Will they talk about poverty?
Within the first two segments, Romney did reference food stamps as he discussed his priority for putting people back to work. “We’ve got 23 million people out of work or stopped looking for work in this country. It’s just — it’s — we’ve got — when the president took office, 32 million people on food stamps; 47 million on food stamps today; economic growth this year slower than last year, and last year slower than the year before. Going forward with the status quo is not going to cut it for the American people who are struggling today.”
Romney: Federal debt is a ‘moral issue’

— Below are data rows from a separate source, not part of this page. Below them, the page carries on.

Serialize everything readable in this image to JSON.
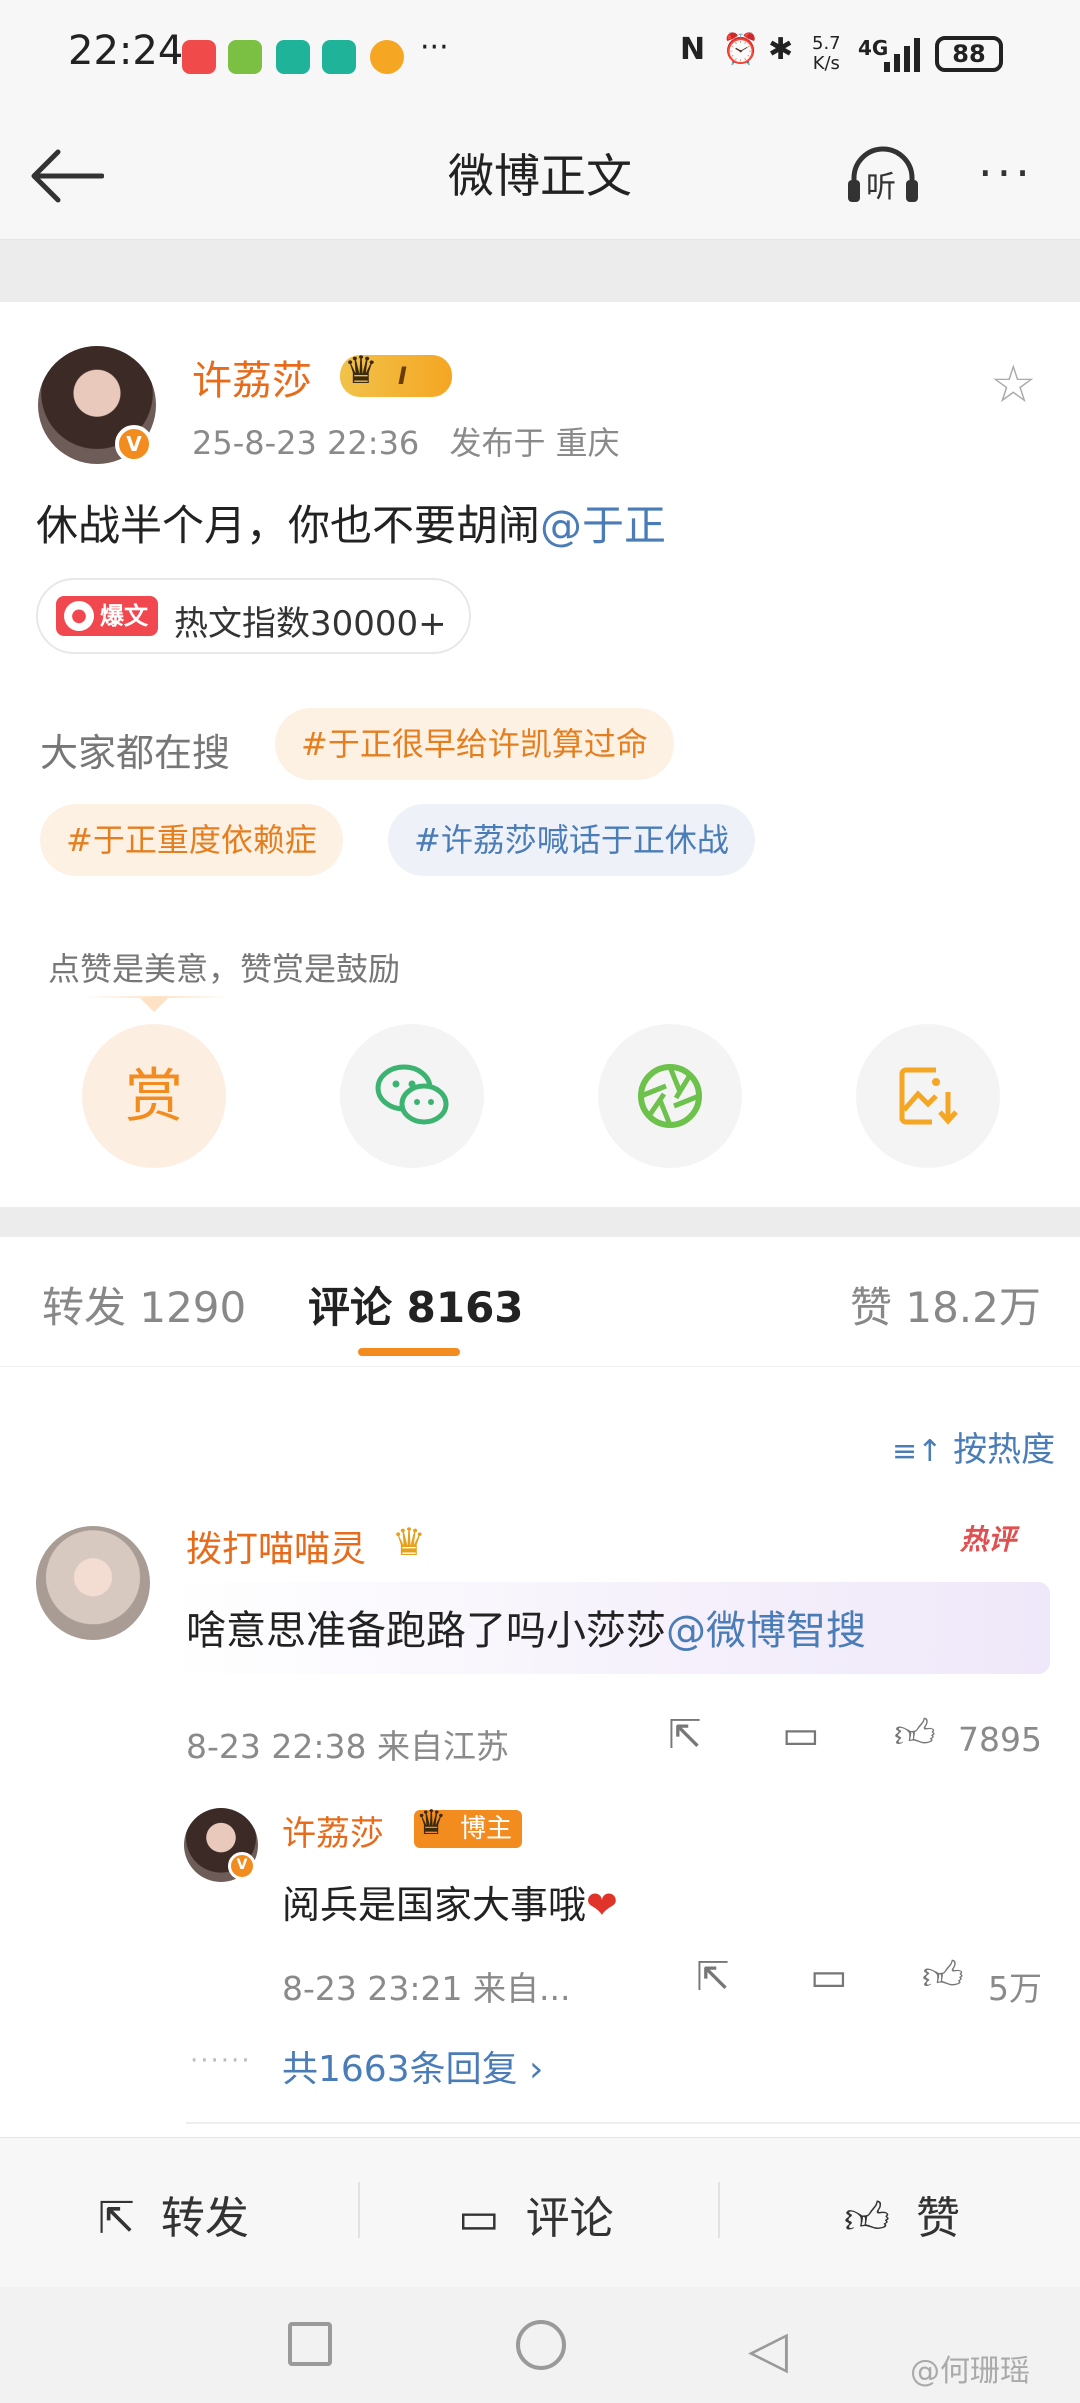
{
  "status_bar": {
    "time": "22:24",
    "more": "···",
    "net_speed_top": "5.7",
    "net_speed_bottom": "K/s",
    "network": "4G",
    "battery": "88"
  },
  "header": {
    "title": "微博正文",
    "listen_label": "听",
    "more_label": "···"
  },
  "post": {
    "author": "许荔莎",
    "level_badge": "I",
    "time": "25-8-23 22:36",
    "location": "发布于 重庆",
    "content_text": "休战半个月，你也不要胡闹",
    "content_mention": "@于正",
    "hot_tag": "爆文",
    "hot_text": "热文指数30000+",
    "search_label": "大家都在搜",
    "search_chips": [
      "#于正很早给许凯算过命",
      "#于正重度依赖症",
      "#许荔莎喊话于正休战"
    ],
    "tip": "点赞是美意，赞赏是鼓励",
    "reward_label": "赏"
  },
  "tabs": {
    "repost": "转发 1290",
    "comment": "评论 8163",
    "like": "赞 18.2万"
  },
  "sort_label": "按热度",
  "comment": {
    "name": "拨打喵喵灵",
    "hot_badge": "热评",
    "text": "啥意思准备跑路了吗小莎莎",
    "mention": "@微博智搜",
    "time_location": "8-23 22:38  来自江苏",
    "likes": "7895"
  },
  "reply": {
    "name": "许荔莎",
    "badge": "博主",
    "text": "阅兵是国家大事哦",
    "heart": "❤",
    "time_location": "8-23 23:21  来自...",
    "likes": "5万",
    "dots": "······",
    "more_replies": "共1663条回复 ›"
  },
  "action_bar": {
    "repost": "转发",
    "comment": "评论",
    "like": "赞"
  },
  "watermark": "@何珊瑶",
  "colors": {
    "accent_orange": "#f38c1f",
    "link_blue": "#4a7cb8",
    "name_orange": "#e86b1b"
  }
}
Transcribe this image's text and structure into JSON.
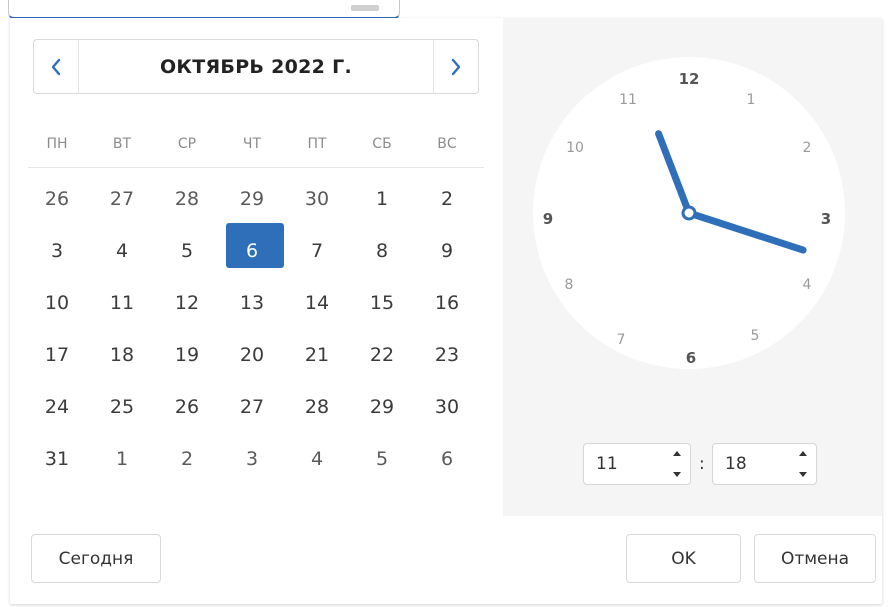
{
  "calendar": {
    "month_title": "ОКТЯБРЬ 2022 Г.",
    "prev_icon": "chevron-left-icon",
    "next_icon": "chevron-right-icon",
    "accent_color": "#2f6fba",
    "weekdays": [
      "ПН",
      "ВТ",
      "СР",
      "ЧТ",
      "ПТ",
      "СБ",
      "ВС"
    ],
    "weeks": [
      [
        "26",
        "27",
        "28",
        "29",
        "30",
        "1",
        "2"
      ],
      [
        "3",
        "4",
        "5",
        "6",
        "7",
        "8",
        "9"
      ],
      [
        "10",
        "11",
        "12",
        "13",
        "14",
        "15",
        "16"
      ],
      [
        "17",
        "18",
        "19",
        "20",
        "21",
        "22",
        "23"
      ],
      [
        "24",
        "25",
        "26",
        "27",
        "28",
        "29",
        "30"
      ],
      [
        "31",
        "1",
        "2",
        "3",
        "4",
        "5",
        "6"
      ]
    ],
    "selected_day": "6"
  },
  "clock": {
    "numbers": [
      "12",
      "1",
      "2",
      "3",
      "4",
      "5",
      "6",
      "7",
      "8",
      "9",
      "10",
      "11"
    ],
    "hour": 11,
    "minute": 18,
    "hand_color": "#2f6fba",
    "hour_value": "11",
    "minute_value": "18",
    "separator": ":"
  },
  "footer": {
    "today_label": "Сегодня",
    "ok_label": "OK",
    "cancel_label": "Отмена"
  }
}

“It’s a critical issue. I think it’s not just an economic issue, I think it’s a moral issue. I think it’s, frankly, not moral for my generation to keep spending massively more than we take in, knowing those burdens are going to be passed on to the next generation and they’re going to be paying the interest and the principal all their lives.
On the same point, President Obama noted after he was elected nearly four years ago he encountered the following:
Romney shouts out Big Bird yet aims to cut PBS
I’m sorry, Jim, I’m going to stop the subsidy to PBS. I’m going to stop other things. I like PBS, I love Big Bird. Actually like you, too. But I’m not going to — I’m not going to keep on spending money on things to borrow money from China to pay for. That’s number one.
It’s my turn! No, it’s my turn!
Slight verbal tussle of who gets to answer next with Romney appearing to quibble over debate rules and the president also trying to point out who should speak when. The back-and-forth prompted reaction on Twitter among debate-watchers wondering how well moderator Jim Lehrer was handling the flow of the conversation: